▶ _Task description_: For each line below that holds the word "Timer", make a copy.

### Dataset extract

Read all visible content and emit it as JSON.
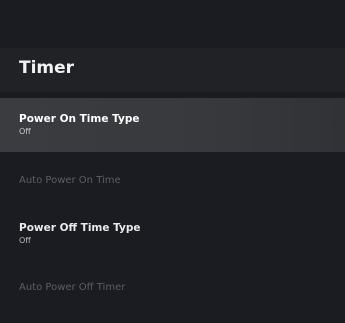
{
  "page": {
    "title": "Timer"
  },
  "menu": {
    "items": [
      {
        "label": "Power On Time Type",
        "value": "Off"
      },
      {
        "label": "Auto Power On Time"
      },
      {
        "label": "Power Off Time Type",
        "value": "Off"
      },
      {
        "label": "Auto Power Off Timer"
      }
    ]
  },
  "colors": {
    "background": "#1a1c21",
    "header": "#202226",
    "focus_highlight": "#3a3c40",
    "disabled_text": "#5b5e64"
  }
}
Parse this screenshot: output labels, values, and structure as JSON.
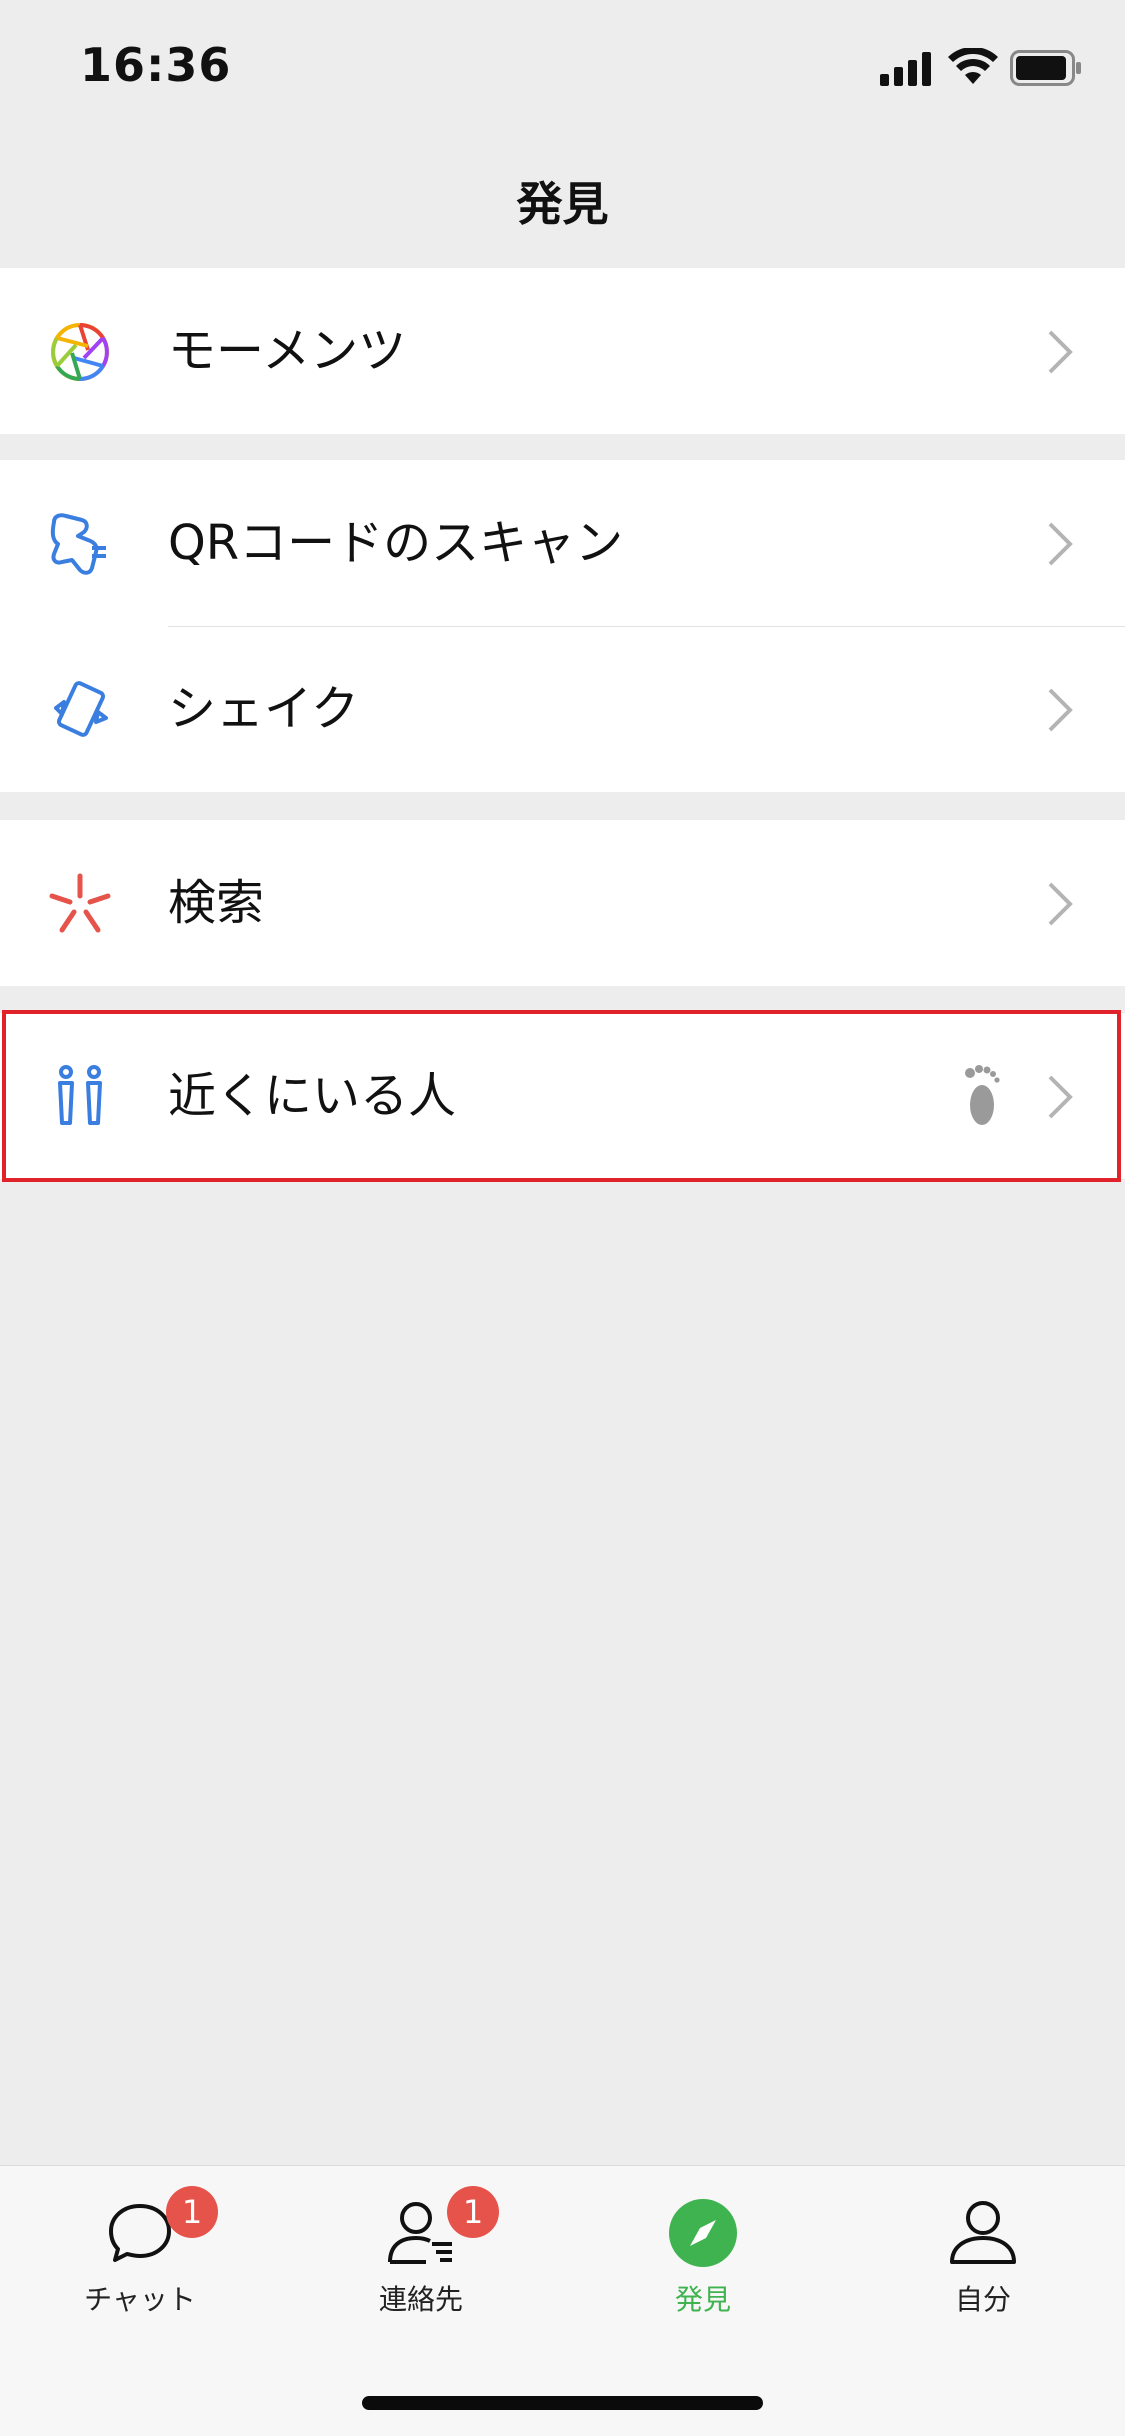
{
  "status_bar": {
    "time": "16:36"
  },
  "nav": {
    "title": "発見"
  },
  "menu": {
    "moments": "モーメンツ",
    "scan": "QRコードのスキャン",
    "shake": "シェイク",
    "search": "検索",
    "nearby": "近くにいる人"
  },
  "tabs": [
    {
      "label": "チャット",
      "badge": "1",
      "icon": "chat-bubble-icon"
    },
    {
      "label": "連絡先",
      "badge": "1",
      "icon": "contacts-icon"
    },
    {
      "label": "発見",
      "icon": "compass-icon",
      "active": true
    },
    {
      "label": "自分",
      "icon": "person-icon"
    }
  ],
  "colors": {
    "accent": "#3fb34f",
    "badge": "#e5534b",
    "highlight": "#e0232a",
    "icon_blue": "#3a7ee0",
    "icon_red": "#e5534b"
  }
}
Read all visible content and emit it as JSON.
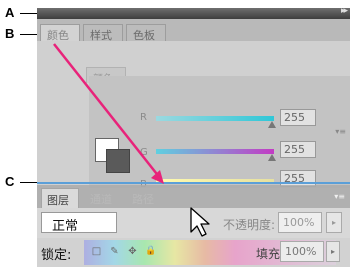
{
  "callouts": {
    "a": "A",
    "b": "B",
    "c": "C"
  },
  "panel": {
    "expand_glyph": "▸▸",
    "tabs": [
      "颜色",
      "样式",
      "色板"
    ],
    "ghost_tab": "颜色",
    "menu_glyph": "▾≡",
    "sliders": [
      {
        "label": "R",
        "value": "255"
      },
      {
        "label": "G",
        "value": "255"
      },
      {
        "label": "B",
        "value": "255"
      }
    ]
  },
  "layers": {
    "tabs": [
      "图层",
      "通道",
      "路径"
    ],
    "menu_glyph": "▾≡",
    "blend_mode": "正常",
    "opacity_label": "不透明度:",
    "opacity_value": "100%",
    "stepper_glyph": "▸",
    "lock_label": "锁定:",
    "fill_label": "填充:",
    "fill_value": "100%"
  },
  "icons": {
    "lock_transparent": "□",
    "lock_paint": "✎",
    "lock_move": "✥",
    "lock_all": "🔒"
  },
  "colors": {
    "drag_arrow": "#e8237a",
    "drop_indicator": "#5b9fd8"
  }
}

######

▶ _Task solution_:
    "title": "Timer"
        "label": "Auto Power Off Timer"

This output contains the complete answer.